The people of Israel, who had returned from seventy years of exile, must have felt the same way. The book of Nehemiah recounts that deeply moving time in their history. Ezra, the priest, had read the Book of the Law to them, which narrated their long history of first following God and then falling away from him. As these words sank in, the people wept. They were overwhelmed. They saw how short they fell in relationship to the God who had been so good and patient with them.

In the midst of the people’s grief, Nehemiah, their leader, expressed amazing words of comfort. “Do not be grieved, for the joy of the Lord is your strength.”

Wow! Instead of condemnation, he told them to be joyful. Why? What can I learn from this as I see so clearly my own shortcomings?

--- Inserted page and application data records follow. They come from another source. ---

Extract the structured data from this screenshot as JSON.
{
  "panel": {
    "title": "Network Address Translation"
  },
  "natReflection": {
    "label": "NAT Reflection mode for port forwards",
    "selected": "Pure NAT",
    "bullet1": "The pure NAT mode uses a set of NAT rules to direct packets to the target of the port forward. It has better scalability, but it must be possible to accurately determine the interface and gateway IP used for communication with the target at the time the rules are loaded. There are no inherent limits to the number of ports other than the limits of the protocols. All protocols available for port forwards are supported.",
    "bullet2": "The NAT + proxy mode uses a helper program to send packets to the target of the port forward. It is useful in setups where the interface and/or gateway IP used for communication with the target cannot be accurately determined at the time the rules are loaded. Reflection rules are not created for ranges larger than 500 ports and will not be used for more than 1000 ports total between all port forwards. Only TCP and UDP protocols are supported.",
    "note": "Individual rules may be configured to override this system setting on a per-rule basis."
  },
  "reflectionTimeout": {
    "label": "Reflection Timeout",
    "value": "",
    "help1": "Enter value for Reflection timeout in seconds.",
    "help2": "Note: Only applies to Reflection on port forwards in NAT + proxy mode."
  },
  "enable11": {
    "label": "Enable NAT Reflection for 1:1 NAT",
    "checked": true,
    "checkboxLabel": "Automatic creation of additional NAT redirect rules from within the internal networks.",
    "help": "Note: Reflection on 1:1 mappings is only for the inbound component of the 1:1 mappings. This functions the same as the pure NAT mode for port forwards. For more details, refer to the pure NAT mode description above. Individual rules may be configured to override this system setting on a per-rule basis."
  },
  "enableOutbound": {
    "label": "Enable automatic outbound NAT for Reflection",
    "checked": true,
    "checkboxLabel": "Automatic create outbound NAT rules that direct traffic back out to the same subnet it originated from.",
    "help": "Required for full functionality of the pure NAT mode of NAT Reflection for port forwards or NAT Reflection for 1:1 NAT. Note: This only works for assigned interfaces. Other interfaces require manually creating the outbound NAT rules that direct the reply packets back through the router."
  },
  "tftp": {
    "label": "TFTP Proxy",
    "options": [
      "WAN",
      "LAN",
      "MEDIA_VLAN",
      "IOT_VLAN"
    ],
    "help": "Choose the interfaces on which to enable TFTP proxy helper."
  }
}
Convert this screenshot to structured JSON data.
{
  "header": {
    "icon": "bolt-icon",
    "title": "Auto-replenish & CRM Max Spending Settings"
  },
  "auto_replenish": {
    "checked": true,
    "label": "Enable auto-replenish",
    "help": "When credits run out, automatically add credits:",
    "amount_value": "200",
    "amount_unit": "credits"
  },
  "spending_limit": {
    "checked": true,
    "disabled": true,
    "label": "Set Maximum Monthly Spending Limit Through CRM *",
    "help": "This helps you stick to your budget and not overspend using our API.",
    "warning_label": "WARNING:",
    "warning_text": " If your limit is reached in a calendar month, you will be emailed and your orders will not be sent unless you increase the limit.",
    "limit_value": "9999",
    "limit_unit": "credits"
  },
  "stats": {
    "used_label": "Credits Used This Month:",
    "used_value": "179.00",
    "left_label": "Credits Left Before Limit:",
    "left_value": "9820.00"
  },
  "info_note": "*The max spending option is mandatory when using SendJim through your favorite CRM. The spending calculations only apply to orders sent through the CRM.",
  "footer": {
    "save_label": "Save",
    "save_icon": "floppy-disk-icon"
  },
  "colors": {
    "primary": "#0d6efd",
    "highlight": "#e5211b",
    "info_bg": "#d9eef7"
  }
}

Because God is merciful, he always makes a way for those who grieve over their sin to return to him. Knowing this, we can truly have joy. And in this joy, we can walk forward, despite our failures. In his joy and strength, we can rest in his mercies and faithfulness that are new every morning (Lamentations 3:22-23).

Heavenly Father, thank you for your amazing grace and mercy toward those who grieve over their sin and turn to you. Thank you that you never turn away those who earnestly seek your love and forgiveness. In Jesus’ name, amen.

Go Deeper — Write “God loves me” on a piece of paper then hold it up to your face in a mirror. Let it demonstrate the fact that when you concentrate on the Lord and not yourself, you can have joy because he covers your sins with his mercy when you confess them with a contrite heart.

Tags: Joy Nehemiah 8
Photo Credit: Tim Mossholder